Kalantari, S., Tripathi, V., Kan, J., Rounds, J. D., Mostafavi, A., Snell, R., & Cruz-Garza, J. G. (2022). Evaluating the impacts of color, graphics, and architectural features on wayfinding in healthcare settings using EEG data and virtual response testing

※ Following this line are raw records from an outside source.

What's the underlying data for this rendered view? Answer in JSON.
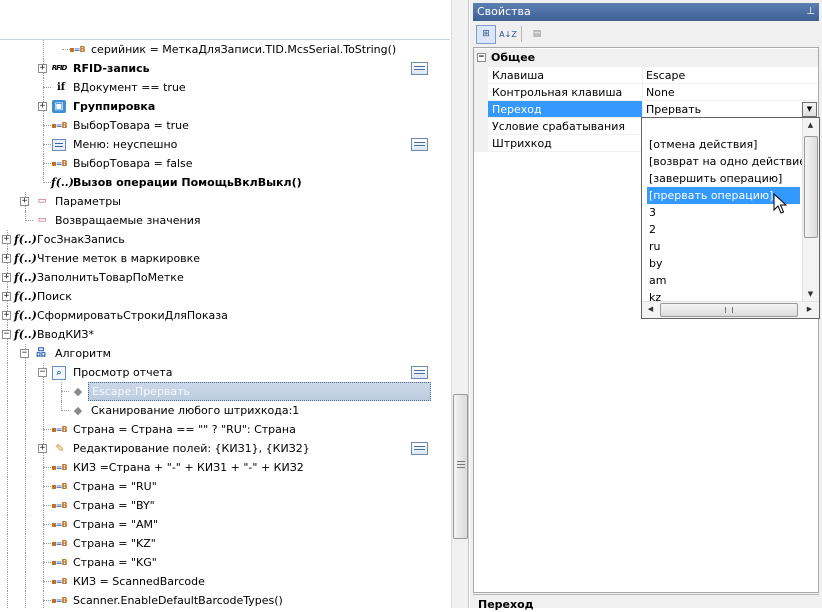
{
  "tree": {
    "rows": [
      {
        "label": "серийник = МеткаДляЗаписи.TID.McsSerial.ToString()",
        "icon": "assign",
        "bold": false
      },
      {
        "label": "RFID-запись",
        "icon": "rfid",
        "bold": true
      },
      {
        "label": "ВДокумент == true",
        "icon": "if",
        "bold": false
      },
      {
        "label": "Группировка",
        "icon": "group",
        "bold": true
      },
      {
        "label": "ВыборТовара = true",
        "icon": "assign",
        "bold": false
      },
      {
        "label": "Меню: неуспешно",
        "icon": "menu",
        "bold": false
      },
      {
        "label": "ВыборТовара = false",
        "icon": "assign",
        "bold": false
      },
      {
        "label": "Вызов операции ПомощьВклВыкл()",
        "icon": "func",
        "bold": true
      },
      {
        "label": "Параметры",
        "icon": "param",
        "bold": false
      },
      {
        "label": "Возвращаемые значения",
        "icon": "param",
        "bold": false
      },
      {
        "label": "ГосЗнакЗапись",
        "icon": "func",
        "bold": false
      },
      {
        "label": "Чтение меток в маркировке",
        "icon": "func",
        "bold": false
      },
      {
        "label": "ЗаполнитьТоварПоМетке",
        "icon": "func",
        "bold": false
      },
      {
        "label": "Поиск",
        "icon": "func",
        "bold": false
      },
      {
        "label": "СформироватьСтрокиДляПоказа",
        "icon": "func",
        "bold": false
      },
      {
        "label": "ВводКИЗ*",
        "icon": "func",
        "bold": false
      },
      {
        "label": "Алгоритм",
        "icon": "algo",
        "bold": false
      },
      {
        "label": "Просмотр отчета",
        "icon": "report",
        "bold": false
      },
      {
        "label": "Escape:Прервать",
        "icon": "key",
        "bold": false
      },
      {
        "label": "Сканирование любого штрихкода:1",
        "icon": "key",
        "bold": false
      },
      {
        "label": "Страна = Страна == \"\" ? \"RU\": Страна",
        "icon": "assign",
        "bold": false
      },
      {
        "label": "Редактирование полей: {КИЗ1}, {КИЗ2}",
        "icon": "edit",
        "bold": false
      },
      {
        "label": "КИЗ =Страна + \"-\" + КИЗ1 + \"-\" + КИЗ2",
        "icon": "assign",
        "bold": false
      },
      {
        "label": "Страна = \"RU\"",
        "icon": "assign",
        "bold": false
      },
      {
        "label": "Страна = \"BY\"",
        "icon": "assign",
        "bold": false
      },
      {
        "label": "Страна = \"AM\"",
        "icon": "assign",
        "bold": false
      },
      {
        "label": "Страна = \"KZ\"",
        "icon": "assign",
        "bold": false
      },
      {
        "label": "Страна = \"KG\"",
        "icon": "assign",
        "bold": false
      },
      {
        "label": "КИЗ = ScannedBarcode",
        "icon": "assign",
        "bold": false
      },
      {
        "label": "Scanner.EnableDefaultBarcodeTypes()",
        "icon": "assign",
        "bold": false
      }
    ]
  },
  "props": {
    "title": "Свойства",
    "pin": "⊥",
    "toolbar": {
      "categorized": "⊞",
      "alphabetical": "A↓Z",
      "pages": "▤"
    },
    "category": "Общее",
    "category_expander": "−",
    "rows": [
      {
        "name": "Клавиша",
        "value": "Escape"
      },
      {
        "name": "Контрольная клавиша",
        "value": "None"
      },
      {
        "name": "Переход",
        "value": "Прервать"
      },
      {
        "name": "Условие срабатывания",
        "value": ""
      },
      {
        "name": "Штрихкод",
        "value": ""
      }
    ],
    "dropdown_arrow": "▼",
    "description_title": "Переход"
  },
  "dropdown": {
    "items": [
      "[отмена действия]",
      "[возврат на одно действие]",
      "[завершить операцию]",
      "[прервать операцию]",
      "3",
      "2",
      "ru",
      "by",
      "am",
      "kz"
    ],
    "highlighted_index": 3,
    "arrows": {
      "up": "▲",
      "down": "▼",
      "left": "◀",
      "right": "▶"
    }
  },
  "colors": {
    "selection": "#3399ff",
    "titlebar": "#4a6ca3"
  }
}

Ineffective wayfinding can increase anxiety, as well as the operational costs of staff time spent helping patients and visitors find their way. This study tested the use of VR immersion with physiological EEG sensors as a way to evaluate wayfinding design. Each participant was randomly assigned to one of three conditions that included variations of a hospital interior. Participants followed a scripted scenario, and the researchers looked at EEG measures, self-reported metrics of mental fatigue, stress, and confusion, and behavioral metrics. While the findings for self-reported and behavioral data were mostly inconclusive, participants in the design with basic signage, enhanced color, and architectural features looked at signs longer and more often. They were also more likely to choose the right direction. The results offer tentative support for adding both manifest cues (what the signs say), as well as environmental affordances (what the structure says).